(Input for this task Opens)
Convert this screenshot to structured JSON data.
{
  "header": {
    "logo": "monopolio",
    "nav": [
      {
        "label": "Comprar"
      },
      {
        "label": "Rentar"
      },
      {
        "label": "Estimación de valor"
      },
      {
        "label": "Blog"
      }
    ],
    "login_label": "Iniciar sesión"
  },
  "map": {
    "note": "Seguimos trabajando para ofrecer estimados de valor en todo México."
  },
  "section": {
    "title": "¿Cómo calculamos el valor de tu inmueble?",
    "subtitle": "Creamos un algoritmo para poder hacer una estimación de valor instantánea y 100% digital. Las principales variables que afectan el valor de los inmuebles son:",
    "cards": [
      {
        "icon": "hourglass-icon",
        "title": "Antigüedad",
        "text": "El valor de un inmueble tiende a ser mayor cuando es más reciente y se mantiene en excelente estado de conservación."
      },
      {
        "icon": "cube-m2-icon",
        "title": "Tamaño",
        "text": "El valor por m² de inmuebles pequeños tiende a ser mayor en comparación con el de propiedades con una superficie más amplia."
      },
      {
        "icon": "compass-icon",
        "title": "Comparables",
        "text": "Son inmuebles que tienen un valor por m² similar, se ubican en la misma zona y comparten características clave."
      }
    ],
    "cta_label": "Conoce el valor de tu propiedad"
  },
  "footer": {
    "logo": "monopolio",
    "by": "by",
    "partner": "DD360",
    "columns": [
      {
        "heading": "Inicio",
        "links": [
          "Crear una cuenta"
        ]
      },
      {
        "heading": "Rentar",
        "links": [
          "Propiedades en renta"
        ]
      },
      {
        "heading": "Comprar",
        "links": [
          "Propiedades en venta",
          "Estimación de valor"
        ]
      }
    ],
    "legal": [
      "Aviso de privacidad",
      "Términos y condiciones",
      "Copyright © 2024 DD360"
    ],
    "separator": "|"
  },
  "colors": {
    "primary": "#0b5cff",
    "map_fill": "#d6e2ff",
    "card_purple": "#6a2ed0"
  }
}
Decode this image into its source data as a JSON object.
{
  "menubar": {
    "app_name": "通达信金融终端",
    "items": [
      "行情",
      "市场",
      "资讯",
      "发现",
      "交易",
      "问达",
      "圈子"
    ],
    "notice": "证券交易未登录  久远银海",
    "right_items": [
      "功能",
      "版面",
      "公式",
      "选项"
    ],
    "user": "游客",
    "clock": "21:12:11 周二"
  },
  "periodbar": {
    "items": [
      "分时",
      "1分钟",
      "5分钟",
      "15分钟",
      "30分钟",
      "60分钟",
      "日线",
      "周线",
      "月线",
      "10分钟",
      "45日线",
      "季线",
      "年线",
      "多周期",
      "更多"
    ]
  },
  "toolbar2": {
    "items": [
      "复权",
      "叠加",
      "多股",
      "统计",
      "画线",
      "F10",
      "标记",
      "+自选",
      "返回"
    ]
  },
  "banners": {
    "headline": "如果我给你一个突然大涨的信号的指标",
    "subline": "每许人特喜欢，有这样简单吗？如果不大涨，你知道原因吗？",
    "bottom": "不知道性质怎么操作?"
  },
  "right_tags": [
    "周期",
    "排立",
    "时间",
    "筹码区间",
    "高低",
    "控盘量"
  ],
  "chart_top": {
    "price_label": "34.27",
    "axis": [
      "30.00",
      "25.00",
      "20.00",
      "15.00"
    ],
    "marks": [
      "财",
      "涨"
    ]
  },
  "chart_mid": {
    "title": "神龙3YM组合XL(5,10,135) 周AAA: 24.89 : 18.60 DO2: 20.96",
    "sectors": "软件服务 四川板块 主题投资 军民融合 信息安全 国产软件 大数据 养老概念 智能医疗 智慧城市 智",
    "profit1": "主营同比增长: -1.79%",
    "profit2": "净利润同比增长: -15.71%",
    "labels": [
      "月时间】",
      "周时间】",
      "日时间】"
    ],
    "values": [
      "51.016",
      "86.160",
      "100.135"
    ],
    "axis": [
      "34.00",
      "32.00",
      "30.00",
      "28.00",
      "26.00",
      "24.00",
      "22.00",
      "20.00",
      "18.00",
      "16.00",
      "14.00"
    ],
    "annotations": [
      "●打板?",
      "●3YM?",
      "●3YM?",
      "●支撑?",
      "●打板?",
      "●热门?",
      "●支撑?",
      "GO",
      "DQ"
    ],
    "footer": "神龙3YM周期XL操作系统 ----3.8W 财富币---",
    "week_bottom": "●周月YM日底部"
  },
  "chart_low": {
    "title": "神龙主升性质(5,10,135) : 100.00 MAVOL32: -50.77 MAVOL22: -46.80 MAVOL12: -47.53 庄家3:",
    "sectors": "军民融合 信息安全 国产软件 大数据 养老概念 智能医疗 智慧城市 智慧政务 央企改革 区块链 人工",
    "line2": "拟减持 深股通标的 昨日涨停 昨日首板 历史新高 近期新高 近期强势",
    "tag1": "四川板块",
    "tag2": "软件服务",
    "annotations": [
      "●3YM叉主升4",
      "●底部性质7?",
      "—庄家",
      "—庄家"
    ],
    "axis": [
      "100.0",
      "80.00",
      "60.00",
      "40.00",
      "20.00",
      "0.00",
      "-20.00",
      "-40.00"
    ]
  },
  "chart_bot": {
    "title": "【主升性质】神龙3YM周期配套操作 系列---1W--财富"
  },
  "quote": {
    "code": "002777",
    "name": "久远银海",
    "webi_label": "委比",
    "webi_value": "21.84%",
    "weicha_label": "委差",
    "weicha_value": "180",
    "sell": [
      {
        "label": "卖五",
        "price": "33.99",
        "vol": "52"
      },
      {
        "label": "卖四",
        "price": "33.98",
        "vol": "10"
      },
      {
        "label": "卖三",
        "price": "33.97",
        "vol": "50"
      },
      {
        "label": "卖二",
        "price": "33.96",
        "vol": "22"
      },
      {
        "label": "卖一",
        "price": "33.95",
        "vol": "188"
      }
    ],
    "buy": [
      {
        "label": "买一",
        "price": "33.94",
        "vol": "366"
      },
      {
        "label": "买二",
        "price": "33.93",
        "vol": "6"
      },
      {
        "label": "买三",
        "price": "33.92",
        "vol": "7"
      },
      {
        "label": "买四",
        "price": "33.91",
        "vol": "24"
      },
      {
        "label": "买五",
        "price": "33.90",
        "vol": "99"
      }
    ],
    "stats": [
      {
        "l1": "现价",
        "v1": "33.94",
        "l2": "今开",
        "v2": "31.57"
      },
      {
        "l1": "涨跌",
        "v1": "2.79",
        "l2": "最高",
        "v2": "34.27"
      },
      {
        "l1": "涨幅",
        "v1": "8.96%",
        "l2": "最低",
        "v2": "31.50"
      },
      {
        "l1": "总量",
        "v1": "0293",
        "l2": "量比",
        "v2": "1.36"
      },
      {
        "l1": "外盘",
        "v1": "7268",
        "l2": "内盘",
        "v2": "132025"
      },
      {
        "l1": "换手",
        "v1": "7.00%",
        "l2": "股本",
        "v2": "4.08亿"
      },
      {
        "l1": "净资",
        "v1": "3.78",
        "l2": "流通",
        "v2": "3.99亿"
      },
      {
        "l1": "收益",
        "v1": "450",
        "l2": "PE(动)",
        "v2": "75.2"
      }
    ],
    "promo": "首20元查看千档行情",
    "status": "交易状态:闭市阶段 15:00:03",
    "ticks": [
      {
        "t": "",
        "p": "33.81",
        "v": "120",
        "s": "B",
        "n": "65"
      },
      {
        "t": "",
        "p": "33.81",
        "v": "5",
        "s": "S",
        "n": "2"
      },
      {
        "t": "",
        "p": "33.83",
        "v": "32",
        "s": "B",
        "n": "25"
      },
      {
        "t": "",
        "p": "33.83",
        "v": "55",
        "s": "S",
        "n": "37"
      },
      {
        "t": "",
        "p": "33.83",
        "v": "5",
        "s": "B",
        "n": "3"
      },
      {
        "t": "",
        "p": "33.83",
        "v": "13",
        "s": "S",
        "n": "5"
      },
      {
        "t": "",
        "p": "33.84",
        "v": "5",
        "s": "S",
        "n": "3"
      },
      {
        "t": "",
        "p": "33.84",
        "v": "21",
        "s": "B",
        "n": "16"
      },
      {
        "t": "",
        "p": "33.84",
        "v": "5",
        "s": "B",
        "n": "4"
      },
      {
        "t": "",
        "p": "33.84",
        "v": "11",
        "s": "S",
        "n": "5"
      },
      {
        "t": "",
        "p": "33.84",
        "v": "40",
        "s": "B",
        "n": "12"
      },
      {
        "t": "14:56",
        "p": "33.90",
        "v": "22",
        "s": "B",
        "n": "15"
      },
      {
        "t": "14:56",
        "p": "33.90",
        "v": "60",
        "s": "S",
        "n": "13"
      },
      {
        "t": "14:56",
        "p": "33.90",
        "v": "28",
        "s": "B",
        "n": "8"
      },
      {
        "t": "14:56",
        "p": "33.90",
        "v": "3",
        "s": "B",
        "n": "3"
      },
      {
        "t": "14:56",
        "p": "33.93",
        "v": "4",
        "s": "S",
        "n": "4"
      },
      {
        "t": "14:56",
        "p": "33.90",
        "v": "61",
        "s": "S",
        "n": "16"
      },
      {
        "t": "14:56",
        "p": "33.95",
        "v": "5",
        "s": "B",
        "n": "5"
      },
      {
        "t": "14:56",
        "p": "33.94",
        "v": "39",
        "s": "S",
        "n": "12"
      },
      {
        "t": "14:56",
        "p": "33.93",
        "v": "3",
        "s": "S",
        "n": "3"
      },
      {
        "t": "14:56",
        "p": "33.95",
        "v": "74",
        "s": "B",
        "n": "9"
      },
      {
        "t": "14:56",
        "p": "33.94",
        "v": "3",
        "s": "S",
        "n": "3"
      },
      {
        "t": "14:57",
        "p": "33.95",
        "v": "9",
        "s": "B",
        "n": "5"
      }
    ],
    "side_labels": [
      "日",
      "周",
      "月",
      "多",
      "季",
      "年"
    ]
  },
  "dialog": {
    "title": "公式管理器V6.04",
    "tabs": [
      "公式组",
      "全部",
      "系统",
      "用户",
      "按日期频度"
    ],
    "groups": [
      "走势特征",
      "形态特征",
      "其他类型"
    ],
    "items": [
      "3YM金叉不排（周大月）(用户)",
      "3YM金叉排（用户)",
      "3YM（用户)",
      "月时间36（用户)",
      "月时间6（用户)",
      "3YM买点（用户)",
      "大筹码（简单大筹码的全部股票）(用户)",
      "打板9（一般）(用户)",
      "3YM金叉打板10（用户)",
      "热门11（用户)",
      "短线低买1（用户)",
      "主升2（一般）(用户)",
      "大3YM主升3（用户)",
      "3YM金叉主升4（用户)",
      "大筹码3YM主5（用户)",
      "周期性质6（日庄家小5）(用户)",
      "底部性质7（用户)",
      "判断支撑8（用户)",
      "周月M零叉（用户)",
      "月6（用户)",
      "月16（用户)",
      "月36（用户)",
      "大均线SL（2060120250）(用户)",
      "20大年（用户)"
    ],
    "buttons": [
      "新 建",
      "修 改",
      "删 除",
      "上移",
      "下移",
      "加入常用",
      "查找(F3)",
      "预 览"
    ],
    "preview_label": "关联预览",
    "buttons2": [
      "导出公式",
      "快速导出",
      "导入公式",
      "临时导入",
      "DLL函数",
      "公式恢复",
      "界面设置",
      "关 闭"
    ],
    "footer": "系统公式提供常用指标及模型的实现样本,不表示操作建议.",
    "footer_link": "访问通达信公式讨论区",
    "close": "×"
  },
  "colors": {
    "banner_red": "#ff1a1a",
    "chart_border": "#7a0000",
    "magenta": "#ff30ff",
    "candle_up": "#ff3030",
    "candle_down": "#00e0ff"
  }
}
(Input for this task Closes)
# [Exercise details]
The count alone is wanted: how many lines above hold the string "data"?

# [Result for this task]
2